# Directions for this task
In the lines below, look for "lenyxo". Copy each line where it appears.

# Material shown
=== Begin Enclosure ===
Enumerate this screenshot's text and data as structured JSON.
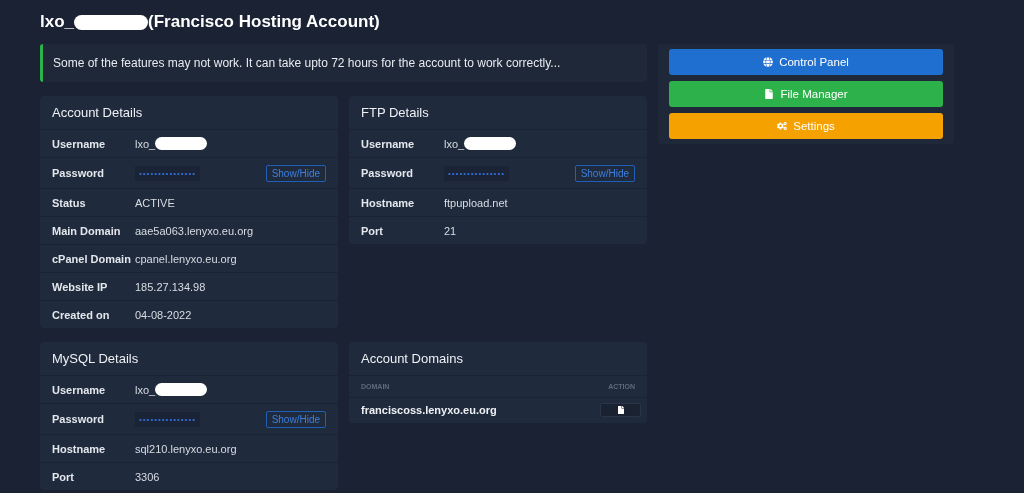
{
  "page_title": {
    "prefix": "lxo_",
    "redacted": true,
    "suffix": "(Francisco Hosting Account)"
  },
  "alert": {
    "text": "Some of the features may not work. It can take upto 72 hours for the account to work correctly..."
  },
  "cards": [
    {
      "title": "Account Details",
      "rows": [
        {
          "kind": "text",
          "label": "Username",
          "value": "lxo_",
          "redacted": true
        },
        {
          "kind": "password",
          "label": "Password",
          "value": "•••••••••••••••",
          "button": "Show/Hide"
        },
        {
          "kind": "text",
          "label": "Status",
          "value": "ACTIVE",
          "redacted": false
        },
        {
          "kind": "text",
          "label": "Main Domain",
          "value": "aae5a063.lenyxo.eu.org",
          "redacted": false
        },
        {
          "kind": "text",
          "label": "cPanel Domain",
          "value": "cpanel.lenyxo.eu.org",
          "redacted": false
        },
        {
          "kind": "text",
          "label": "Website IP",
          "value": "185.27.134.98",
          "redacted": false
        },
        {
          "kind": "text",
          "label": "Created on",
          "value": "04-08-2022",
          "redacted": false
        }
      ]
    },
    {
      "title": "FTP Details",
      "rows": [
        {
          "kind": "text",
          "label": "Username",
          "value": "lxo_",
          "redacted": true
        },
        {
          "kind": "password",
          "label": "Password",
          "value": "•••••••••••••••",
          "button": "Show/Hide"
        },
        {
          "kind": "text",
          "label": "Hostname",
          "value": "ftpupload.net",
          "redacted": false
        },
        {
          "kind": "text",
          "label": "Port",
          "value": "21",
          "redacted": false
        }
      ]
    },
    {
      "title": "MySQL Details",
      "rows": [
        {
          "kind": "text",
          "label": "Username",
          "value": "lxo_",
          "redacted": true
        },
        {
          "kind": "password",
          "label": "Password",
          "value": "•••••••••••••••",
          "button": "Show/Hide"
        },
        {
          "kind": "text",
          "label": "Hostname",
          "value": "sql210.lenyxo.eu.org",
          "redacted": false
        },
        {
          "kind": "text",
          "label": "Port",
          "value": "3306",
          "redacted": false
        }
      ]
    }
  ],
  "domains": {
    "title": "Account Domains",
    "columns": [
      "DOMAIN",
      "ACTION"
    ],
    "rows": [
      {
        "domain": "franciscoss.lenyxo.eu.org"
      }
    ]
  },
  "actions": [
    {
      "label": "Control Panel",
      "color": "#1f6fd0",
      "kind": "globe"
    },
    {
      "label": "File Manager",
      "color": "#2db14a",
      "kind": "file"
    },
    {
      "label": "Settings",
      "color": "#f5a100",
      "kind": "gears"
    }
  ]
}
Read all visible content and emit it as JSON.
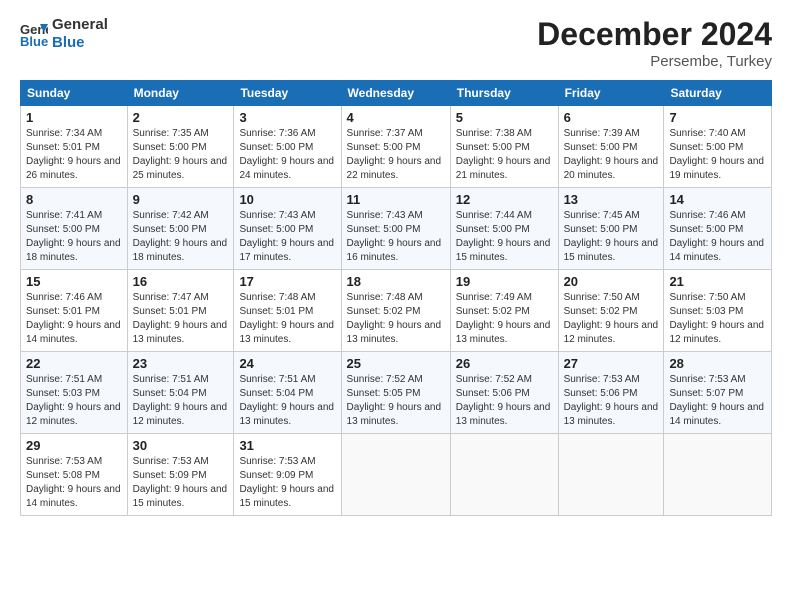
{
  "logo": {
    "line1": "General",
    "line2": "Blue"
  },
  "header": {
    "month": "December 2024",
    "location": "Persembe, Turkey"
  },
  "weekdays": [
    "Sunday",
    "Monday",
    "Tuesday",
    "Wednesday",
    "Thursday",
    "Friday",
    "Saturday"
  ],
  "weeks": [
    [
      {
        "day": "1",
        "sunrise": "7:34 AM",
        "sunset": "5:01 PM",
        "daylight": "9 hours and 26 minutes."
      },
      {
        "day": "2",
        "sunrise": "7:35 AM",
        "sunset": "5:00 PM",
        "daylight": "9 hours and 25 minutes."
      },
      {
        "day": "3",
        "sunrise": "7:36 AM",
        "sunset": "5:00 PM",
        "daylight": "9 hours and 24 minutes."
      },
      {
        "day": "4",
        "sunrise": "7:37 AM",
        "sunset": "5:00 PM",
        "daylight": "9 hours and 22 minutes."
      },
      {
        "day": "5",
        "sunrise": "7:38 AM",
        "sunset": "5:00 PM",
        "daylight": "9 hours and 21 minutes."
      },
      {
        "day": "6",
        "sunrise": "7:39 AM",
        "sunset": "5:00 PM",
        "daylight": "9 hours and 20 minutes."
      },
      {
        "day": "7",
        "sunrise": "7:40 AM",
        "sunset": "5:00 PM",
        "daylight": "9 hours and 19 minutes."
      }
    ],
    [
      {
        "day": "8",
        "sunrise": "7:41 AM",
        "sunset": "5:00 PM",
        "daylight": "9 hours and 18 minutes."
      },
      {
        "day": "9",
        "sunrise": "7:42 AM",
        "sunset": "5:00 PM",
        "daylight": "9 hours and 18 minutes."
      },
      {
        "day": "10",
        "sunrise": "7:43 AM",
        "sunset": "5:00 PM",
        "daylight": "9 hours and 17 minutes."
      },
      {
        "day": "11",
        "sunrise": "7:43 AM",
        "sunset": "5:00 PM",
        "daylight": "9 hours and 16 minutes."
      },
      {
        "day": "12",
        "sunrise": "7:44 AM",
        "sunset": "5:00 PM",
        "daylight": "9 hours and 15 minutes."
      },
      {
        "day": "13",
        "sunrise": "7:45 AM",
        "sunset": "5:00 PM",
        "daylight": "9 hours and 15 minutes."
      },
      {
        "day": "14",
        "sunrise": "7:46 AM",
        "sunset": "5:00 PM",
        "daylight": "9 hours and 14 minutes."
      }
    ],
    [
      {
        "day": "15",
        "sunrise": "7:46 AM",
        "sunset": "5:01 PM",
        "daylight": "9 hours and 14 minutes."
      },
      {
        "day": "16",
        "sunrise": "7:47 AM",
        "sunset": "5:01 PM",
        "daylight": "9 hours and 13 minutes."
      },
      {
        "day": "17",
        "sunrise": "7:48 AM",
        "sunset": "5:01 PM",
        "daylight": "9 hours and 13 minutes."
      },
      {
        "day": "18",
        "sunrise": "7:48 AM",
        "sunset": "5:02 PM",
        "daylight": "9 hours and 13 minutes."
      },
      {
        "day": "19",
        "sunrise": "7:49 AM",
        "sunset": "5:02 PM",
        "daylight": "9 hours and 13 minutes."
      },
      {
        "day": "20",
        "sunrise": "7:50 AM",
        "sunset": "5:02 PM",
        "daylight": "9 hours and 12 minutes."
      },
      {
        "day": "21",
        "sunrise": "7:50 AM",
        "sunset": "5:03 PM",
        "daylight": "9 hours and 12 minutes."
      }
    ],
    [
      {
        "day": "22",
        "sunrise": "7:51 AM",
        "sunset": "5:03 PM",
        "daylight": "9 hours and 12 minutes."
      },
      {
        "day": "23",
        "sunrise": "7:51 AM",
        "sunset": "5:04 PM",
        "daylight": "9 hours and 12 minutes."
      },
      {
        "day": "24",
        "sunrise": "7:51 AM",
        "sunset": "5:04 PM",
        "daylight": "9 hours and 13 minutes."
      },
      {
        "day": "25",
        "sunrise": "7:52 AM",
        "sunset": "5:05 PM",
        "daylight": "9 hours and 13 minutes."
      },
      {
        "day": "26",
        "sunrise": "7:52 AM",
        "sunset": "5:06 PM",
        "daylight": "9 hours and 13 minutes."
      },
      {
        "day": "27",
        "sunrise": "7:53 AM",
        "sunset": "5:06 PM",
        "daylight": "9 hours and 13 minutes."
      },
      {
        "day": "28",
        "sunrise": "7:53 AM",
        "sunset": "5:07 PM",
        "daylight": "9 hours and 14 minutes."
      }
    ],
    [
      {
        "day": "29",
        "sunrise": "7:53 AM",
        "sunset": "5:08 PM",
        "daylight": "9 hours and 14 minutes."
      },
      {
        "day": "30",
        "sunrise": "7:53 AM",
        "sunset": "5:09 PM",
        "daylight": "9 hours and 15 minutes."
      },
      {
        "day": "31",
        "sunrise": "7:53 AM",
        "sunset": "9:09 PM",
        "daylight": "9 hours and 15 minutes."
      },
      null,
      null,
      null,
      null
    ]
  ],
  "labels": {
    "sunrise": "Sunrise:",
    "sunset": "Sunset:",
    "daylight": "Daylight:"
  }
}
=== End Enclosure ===
# Output for this task
          "value": "aae5a063.lenyxo.eu.org",
          "value": "cpanel.lenyxo.eu.org",
          "value": "sql210.lenyxo.eu.org",
        "domain": "franciscoss.lenyxo.eu.org"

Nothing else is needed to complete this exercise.